ECONNRESET When Benchmarking HTTP Server

Hello, im writing a basic http server, but when I benchmark it, the results are very underwhelming and im getting a whole bunch of errors (50% of the requests are errors) and I was curious if anyone could help me out on what i might be doing wrong?

// src/http/
pub struct Server<'a> {
    pub resources: Vec<Resource::Resource>,
    pub options: &'a HttpOptions

impl Server<'_> {

    pub fn run(&self) {
        let port_str: &String = &self.options.port.to_string();
        let address = format!("{}:{}", &self.options.hostname, port_str);
        let listener = TcpListener::bind(address).unwrap();

        for stream in listener.incoming() {
            let stream = stream.unwrap();

    fn handle_http_request (&self, mut stream: TcpStream) {
        println!("Connection established!");
        let mut buffer = [0; 1024]; buffer).unwrap();
        let request_data = String::from_utf8_lossy(&buffer[..]);
        println!("Request: {}", request_data);
        'outer: for resource in &self.resources {
            for path in &resource.paths {
                let formatted = format!(r"{} HTTP/1.1", path);
                let regex = Regex::new(formatted.as_str()).unwrap();
                if regex.is_match(&request_data) {
                    for method in &resource.methods {
                        // TODO if matched method:
                        let request = Request::Request {
                            stream: &stream
                        let response = Http::Response::Response;
                        let true_response = method(request, response);
                        Http::Response::Response::write_response(&stream, true_response);
                        break 'outer;

Contents of Http::Response::Response::write_response is:
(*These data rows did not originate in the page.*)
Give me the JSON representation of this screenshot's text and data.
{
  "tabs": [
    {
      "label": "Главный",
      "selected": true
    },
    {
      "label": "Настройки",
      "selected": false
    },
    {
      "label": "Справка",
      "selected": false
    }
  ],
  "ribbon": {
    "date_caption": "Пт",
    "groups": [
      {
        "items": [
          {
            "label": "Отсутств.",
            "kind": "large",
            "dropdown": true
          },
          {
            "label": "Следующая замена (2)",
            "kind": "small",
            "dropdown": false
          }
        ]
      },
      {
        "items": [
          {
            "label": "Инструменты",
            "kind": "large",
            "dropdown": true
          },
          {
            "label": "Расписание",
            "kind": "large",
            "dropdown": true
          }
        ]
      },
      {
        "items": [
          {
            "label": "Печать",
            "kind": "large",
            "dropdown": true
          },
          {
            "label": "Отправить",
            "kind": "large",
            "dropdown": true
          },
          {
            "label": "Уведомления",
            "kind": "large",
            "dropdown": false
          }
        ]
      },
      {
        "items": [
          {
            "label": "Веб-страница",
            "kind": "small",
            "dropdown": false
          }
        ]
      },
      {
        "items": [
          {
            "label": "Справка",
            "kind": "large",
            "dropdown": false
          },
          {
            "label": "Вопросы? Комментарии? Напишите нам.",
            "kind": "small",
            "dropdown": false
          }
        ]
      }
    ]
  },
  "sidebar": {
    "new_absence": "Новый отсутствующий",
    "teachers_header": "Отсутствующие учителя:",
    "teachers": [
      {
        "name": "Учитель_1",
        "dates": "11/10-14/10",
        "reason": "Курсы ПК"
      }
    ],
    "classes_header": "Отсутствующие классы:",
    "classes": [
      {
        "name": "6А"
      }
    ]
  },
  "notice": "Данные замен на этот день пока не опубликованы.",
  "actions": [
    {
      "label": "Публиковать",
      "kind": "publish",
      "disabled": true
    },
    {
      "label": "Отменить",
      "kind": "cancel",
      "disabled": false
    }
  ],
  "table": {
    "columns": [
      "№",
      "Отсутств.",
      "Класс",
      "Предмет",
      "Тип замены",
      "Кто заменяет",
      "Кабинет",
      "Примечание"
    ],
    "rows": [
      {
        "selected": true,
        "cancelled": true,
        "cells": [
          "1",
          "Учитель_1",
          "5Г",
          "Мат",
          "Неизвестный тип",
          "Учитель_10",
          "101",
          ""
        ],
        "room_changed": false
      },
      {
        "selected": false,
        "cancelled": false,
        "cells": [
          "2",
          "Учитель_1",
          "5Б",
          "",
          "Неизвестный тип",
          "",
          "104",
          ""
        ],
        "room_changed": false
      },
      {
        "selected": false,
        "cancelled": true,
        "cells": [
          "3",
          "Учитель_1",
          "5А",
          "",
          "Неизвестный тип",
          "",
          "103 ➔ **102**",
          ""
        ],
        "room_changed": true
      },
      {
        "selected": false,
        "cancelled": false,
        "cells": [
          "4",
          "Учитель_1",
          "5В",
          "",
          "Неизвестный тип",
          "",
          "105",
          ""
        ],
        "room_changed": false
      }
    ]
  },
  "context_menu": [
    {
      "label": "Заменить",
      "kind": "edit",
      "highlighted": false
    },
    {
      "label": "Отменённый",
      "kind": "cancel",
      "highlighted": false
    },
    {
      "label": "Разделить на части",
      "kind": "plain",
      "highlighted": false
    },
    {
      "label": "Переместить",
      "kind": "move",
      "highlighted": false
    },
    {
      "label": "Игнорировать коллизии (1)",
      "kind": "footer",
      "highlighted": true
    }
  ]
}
let contents = String::from("hello");

let response = format!(
   "HTTP/1.1 200 OK\r\nContent-Length: {}\r\n\r\n{}",


I start the server, and run: $ autocannon -d 1 -c 10 http://localhost:1334

Your issue is likely that you ignore the results of and stream.write. TCP is a stream oriented protocols, and the typical APIs allow everything from 1 byte up to N bytes (the size of your buffer) to be transmitted within one call.

That means:

  • Your read call might not read the full request - parsing will fail and some bytes might stay "on the wire"
  • Your write call is not guaranteed to write everything.

You can likely fix the last issue by using stream.write_all(response.as_bytes()).

Thanks :slight_smile: Your suggestion does indeed fix the second issue (getting less error responses now). Just need to ensure im reading all the bytes from the request now

I should note, i get the same problems when using a bare basic http server - benchmarking results in 50% of the requests erroring